# What to produce
Look through the material that follows and show every line with the string "title".
--- Information given Enclosed Below ---
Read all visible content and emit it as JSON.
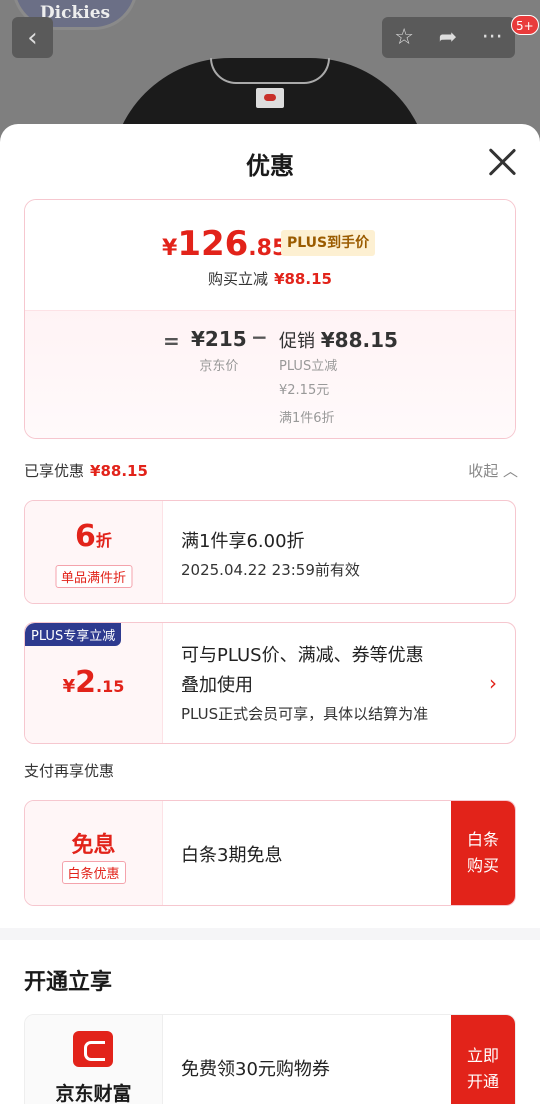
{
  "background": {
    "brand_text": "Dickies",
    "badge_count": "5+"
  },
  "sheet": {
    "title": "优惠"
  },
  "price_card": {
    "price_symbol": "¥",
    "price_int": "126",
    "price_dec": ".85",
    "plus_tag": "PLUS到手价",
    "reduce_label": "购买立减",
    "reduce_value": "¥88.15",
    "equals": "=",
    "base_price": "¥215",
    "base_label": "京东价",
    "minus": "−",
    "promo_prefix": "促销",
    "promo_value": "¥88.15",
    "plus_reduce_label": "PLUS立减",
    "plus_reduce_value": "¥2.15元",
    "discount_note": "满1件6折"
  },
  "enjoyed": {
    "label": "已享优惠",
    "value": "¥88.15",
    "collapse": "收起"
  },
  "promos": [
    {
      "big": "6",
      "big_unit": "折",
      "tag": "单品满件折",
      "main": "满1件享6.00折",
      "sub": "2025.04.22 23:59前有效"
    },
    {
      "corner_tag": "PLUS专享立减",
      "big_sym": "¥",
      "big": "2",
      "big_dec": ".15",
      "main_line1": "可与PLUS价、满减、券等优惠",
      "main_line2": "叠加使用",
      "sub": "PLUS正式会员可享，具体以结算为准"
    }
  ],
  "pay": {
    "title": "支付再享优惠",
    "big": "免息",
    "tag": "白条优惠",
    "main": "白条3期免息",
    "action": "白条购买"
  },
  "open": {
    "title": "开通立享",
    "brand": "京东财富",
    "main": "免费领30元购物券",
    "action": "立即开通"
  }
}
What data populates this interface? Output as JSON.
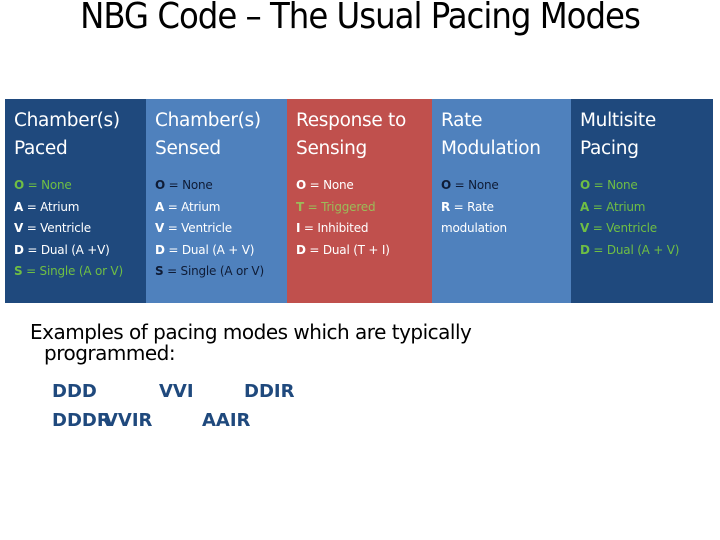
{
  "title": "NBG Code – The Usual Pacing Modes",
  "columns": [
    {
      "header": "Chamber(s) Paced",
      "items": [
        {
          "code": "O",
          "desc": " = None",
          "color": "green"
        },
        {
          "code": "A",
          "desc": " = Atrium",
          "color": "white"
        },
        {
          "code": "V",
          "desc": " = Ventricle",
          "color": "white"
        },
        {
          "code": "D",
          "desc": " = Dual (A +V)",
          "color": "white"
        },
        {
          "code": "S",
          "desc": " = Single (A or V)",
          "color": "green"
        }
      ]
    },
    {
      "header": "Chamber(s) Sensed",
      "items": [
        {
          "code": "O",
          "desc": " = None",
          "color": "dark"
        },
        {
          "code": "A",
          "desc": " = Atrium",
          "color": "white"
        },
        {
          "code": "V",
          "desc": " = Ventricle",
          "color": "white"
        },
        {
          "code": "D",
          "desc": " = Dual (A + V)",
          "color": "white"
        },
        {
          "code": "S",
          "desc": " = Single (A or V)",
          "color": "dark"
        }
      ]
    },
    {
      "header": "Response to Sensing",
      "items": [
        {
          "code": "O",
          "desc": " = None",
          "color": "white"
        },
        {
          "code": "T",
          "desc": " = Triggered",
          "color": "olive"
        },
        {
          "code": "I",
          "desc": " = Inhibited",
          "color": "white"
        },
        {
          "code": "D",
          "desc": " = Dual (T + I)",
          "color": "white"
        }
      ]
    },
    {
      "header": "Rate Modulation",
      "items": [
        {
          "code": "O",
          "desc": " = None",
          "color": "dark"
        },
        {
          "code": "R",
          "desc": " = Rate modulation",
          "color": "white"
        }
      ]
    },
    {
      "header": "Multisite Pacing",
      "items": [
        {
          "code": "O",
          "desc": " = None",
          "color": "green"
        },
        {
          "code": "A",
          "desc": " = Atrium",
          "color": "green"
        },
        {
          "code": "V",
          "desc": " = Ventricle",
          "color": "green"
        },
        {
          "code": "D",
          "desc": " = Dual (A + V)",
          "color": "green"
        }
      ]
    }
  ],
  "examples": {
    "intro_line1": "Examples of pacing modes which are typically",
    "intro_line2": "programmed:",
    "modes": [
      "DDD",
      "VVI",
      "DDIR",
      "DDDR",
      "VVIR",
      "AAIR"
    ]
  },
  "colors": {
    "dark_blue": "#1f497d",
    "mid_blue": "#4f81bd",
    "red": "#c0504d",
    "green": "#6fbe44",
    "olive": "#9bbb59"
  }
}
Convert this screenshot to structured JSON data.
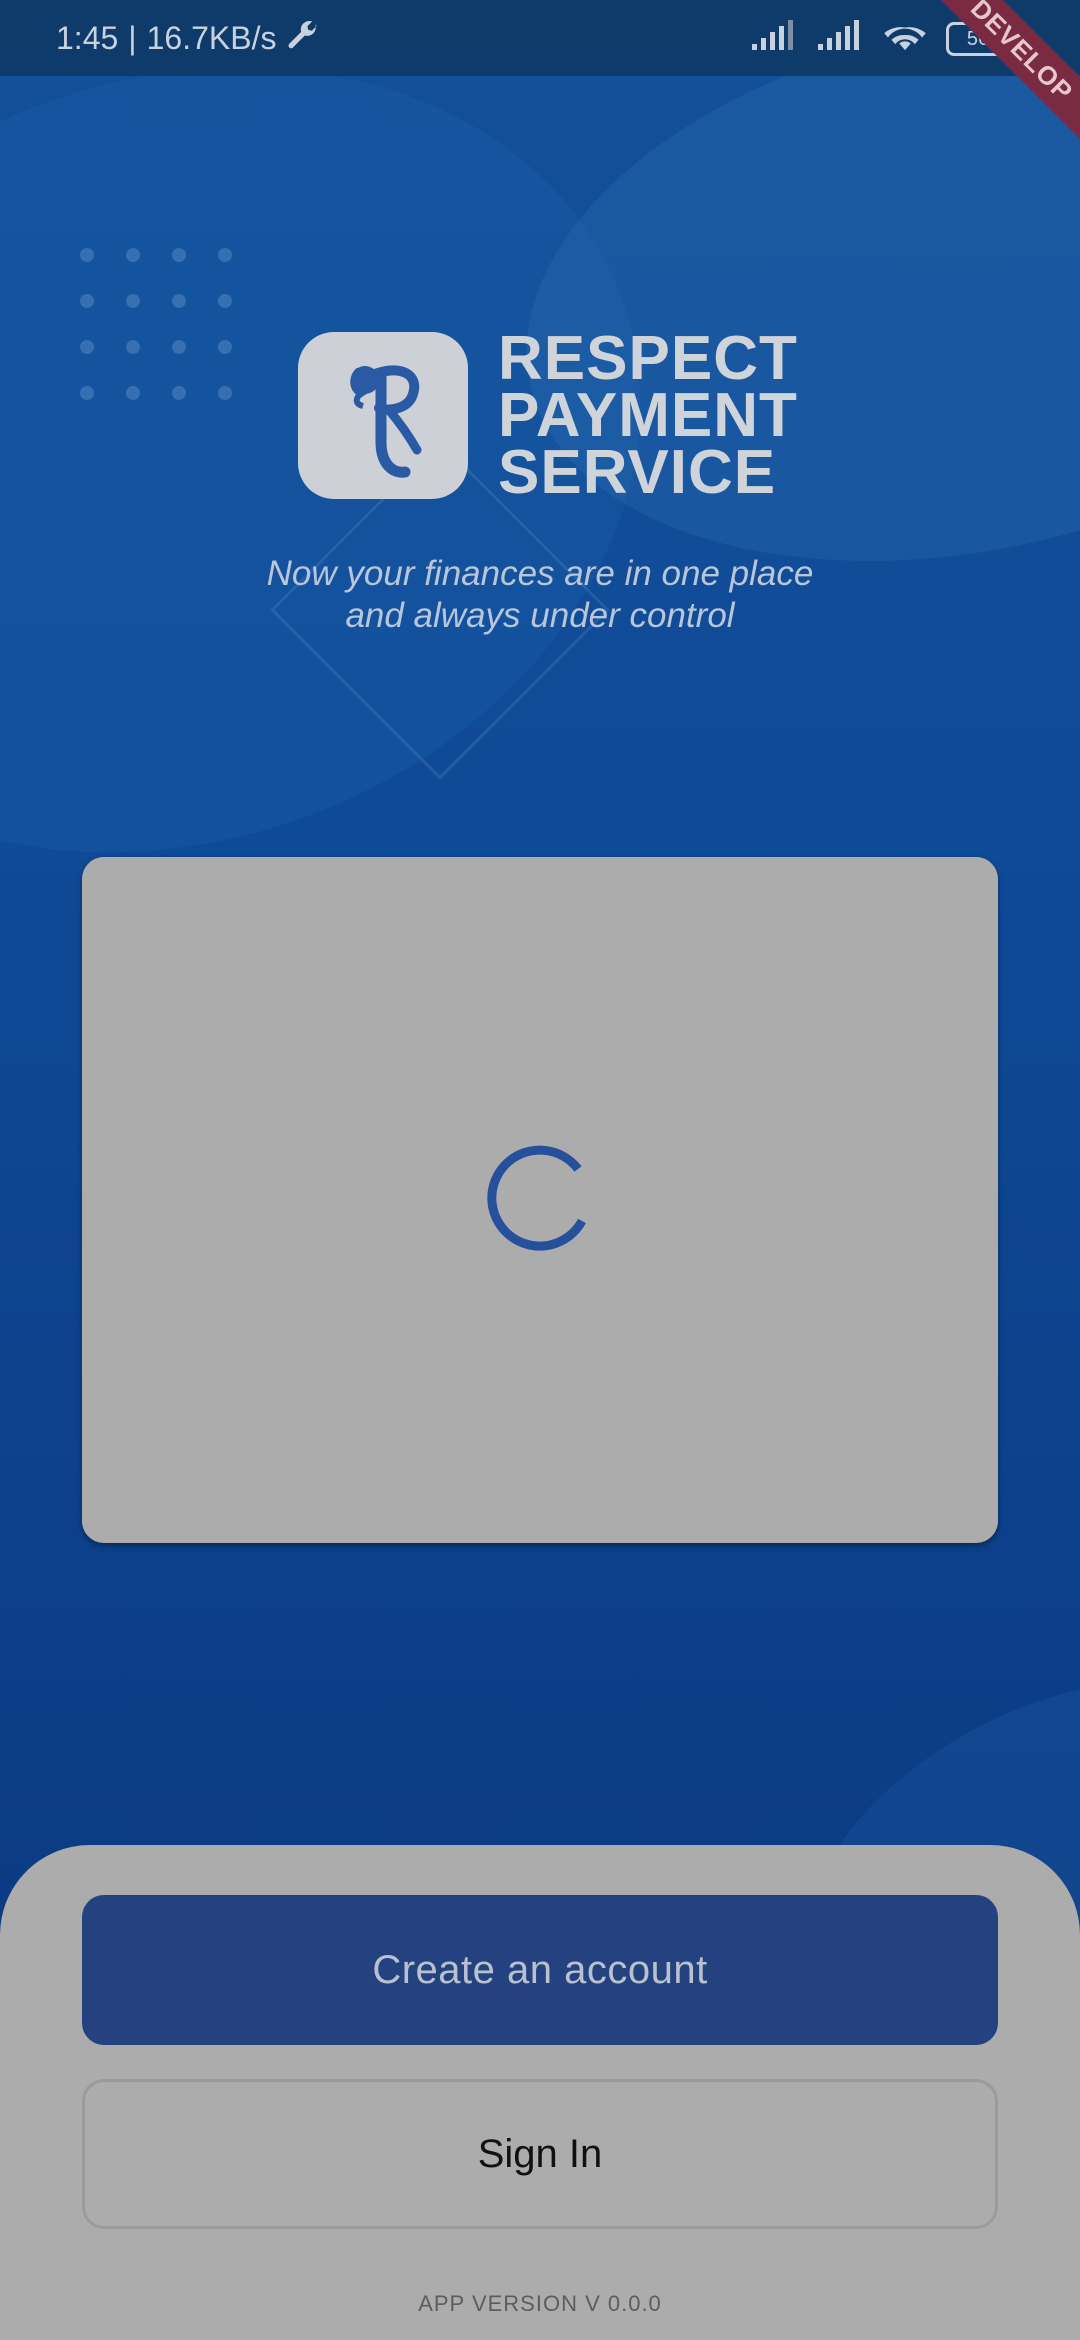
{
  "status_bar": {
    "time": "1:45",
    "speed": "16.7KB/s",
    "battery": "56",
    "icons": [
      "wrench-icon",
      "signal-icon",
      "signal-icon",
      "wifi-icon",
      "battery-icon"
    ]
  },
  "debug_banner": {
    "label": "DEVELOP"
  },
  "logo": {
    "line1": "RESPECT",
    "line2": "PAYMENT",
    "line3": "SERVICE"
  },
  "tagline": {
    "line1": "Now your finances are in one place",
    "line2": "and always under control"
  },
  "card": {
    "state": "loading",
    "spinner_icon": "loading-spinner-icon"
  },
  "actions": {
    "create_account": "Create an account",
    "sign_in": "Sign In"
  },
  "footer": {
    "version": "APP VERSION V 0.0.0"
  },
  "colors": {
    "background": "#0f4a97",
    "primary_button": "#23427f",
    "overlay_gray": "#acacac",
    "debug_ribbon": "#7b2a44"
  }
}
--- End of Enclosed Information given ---
# Reply to the exercise
    "title": "优惠"
    "title": "支付再享优惠",
    "title": "开通立享",
  "title": "NBG Code – The Usual Pacing Modes",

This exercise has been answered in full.